Hey we know enough soccer to fill the rest of this sentence. That said, we know sports and drama, and Manchester City winning its first Premier League title since 1968 with two goals in extra time was thrilling even if don't know Pele from Polo.
Here's the recap: Man City had not won since before the Nixon administration, but the Blues were the favorites Sunday to end the drought. An early 1-0 lead became a tie and then a 2-1 hole despite the fact that QPR was playing a man down.

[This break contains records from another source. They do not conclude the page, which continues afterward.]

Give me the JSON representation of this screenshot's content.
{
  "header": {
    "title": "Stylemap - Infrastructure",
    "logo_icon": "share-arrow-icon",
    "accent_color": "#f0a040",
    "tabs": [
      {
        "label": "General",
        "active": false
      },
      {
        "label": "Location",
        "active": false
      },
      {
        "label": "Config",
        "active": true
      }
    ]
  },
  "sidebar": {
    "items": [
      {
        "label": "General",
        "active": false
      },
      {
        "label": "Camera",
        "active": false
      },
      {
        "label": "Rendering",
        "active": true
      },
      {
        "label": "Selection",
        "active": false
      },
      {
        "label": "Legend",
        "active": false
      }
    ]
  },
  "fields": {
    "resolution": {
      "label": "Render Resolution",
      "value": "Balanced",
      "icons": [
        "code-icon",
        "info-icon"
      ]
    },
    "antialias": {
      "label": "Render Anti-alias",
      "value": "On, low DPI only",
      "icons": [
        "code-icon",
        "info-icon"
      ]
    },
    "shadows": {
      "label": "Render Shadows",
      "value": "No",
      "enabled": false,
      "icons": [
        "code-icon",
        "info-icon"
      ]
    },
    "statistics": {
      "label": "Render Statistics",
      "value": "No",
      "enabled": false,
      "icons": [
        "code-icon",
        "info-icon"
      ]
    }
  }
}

The announced extra five minutes had the feel of cruel and unusual punishment for a fan base that has long been tortured (this would be like the Atlanta Hawks, the Buffalo Bills or even the Cubs winning it all).

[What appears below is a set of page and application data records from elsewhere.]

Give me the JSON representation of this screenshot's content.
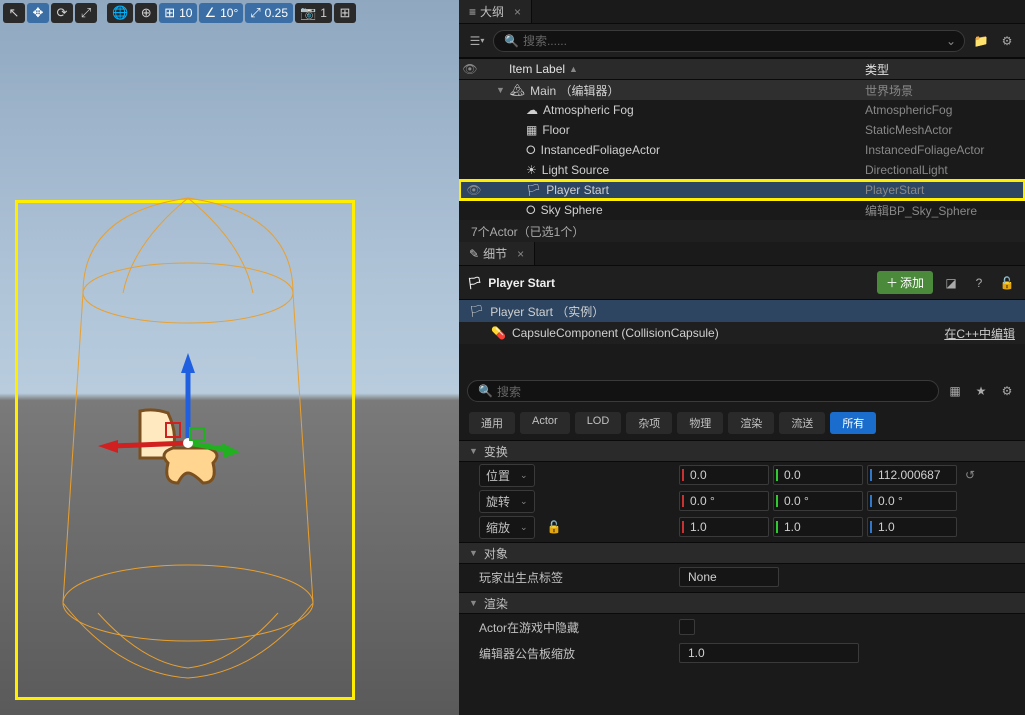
{
  "toolbar": {
    "grid_snap": "10",
    "angle_snap": "10°",
    "scale_snap": "0.25",
    "camera_speed": "1"
  },
  "outliner": {
    "tab_title": "大纲",
    "search_placeholder": "搜索......",
    "header_label": "Item Label",
    "header_type": "类型",
    "root": {
      "label": "Main （编辑器）",
      "type": "世界场景"
    },
    "items": [
      {
        "label": "Atmospheric Fog",
        "type": "AtmosphericFog",
        "icon": "layers"
      },
      {
        "label": "Floor",
        "type": "StaticMeshActor",
        "icon": "cube"
      },
      {
        "label": "InstancedFoliageActor",
        "type": "InstancedFoliageActor",
        "icon": "circle"
      },
      {
        "label": "Light Source",
        "type": "DirectionalLight",
        "icon": "sun"
      },
      {
        "label": "Player Start",
        "type": "PlayerStart",
        "icon": "flag",
        "selected": true,
        "highlighted": true
      },
      {
        "label": "Sky Sphere",
        "type": "编辑BP_Sky_Sphere",
        "icon": "circle"
      }
    ],
    "status": "7个Actor（已选1个）"
  },
  "details": {
    "tab_title": "细节",
    "title": "Player Start",
    "add_label": "添加",
    "components": [
      {
        "label": "Player Start （实例）",
        "selected": true
      },
      {
        "label": "CapsuleComponent (CollisionCapsule)",
        "edit_link": "在C++中编辑"
      }
    ],
    "search_placeholder": "搜索",
    "filters": [
      "通用",
      "Actor",
      "LOD",
      "杂项",
      "物理",
      "渲染",
      "流送",
      "所有"
    ],
    "filters_active": "所有",
    "transform": {
      "cat": "变换",
      "location_label": "位置",
      "rotation_label": "旋转",
      "scale_label": "缩放",
      "location": [
        "0.0",
        "0.0",
        "112.000687"
      ],
      "rotation": [
        "0.0 °",
        "0.0 °",
        "0.0 °"
      ],
      "scale": [
        "1.0",
        "1.0",
        "1.0"
      ]
    },
    "object": {
      "cat": "对象",
      "spawn_tag_label": "玩家出生点标签",
      "spawn_tag_value": "None"
    },
    "rendering": {
      "cat": "渲染",
      "hidden_label": "Actor在游戏中隐藏",
      "billboard_label": "编辑器公告板缩放",
      "billboard_value": "1.0"
    }
  }
}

Well two lightning strikes — the last one coming with seconds left — ended the skid in a dramatic fashion that is hard to believe.
Which leads us to this: What's the best single championship game ever? It could be any major sport but it has to be the championship game — if it's a playoff series, it has to be the final game (and to be truthful, if it's not Game 7, it's going to have to be awesome in its awesomeness).
And since some of the best ever — USA-Russia hockey, Duke-Kentucky, Gibson's homer, et al. — were not in decisive games, this could be tricky.
Discuss. (And feel free to answer any of the previous questions from this morning, including your self-picked nickname, which is common in today's cyberspace but still a no-no in locker rooms everywhere.)
Jay was named the Sports Editor of the Times Free Press in 2003 and started with the newspaper in May 2002 as the Deputy Sports Editor. He was born and raised in Smyrna, Ga., and graduated from Auburn University before starting his newspaper career in 1997 with the Newnan (Ga.) Times Herald. Stops in Clayton and Henry counties in Georgia and two years as the Sports Editor of the Marietta (Ga.) Daily Journal preceded Jay’s ...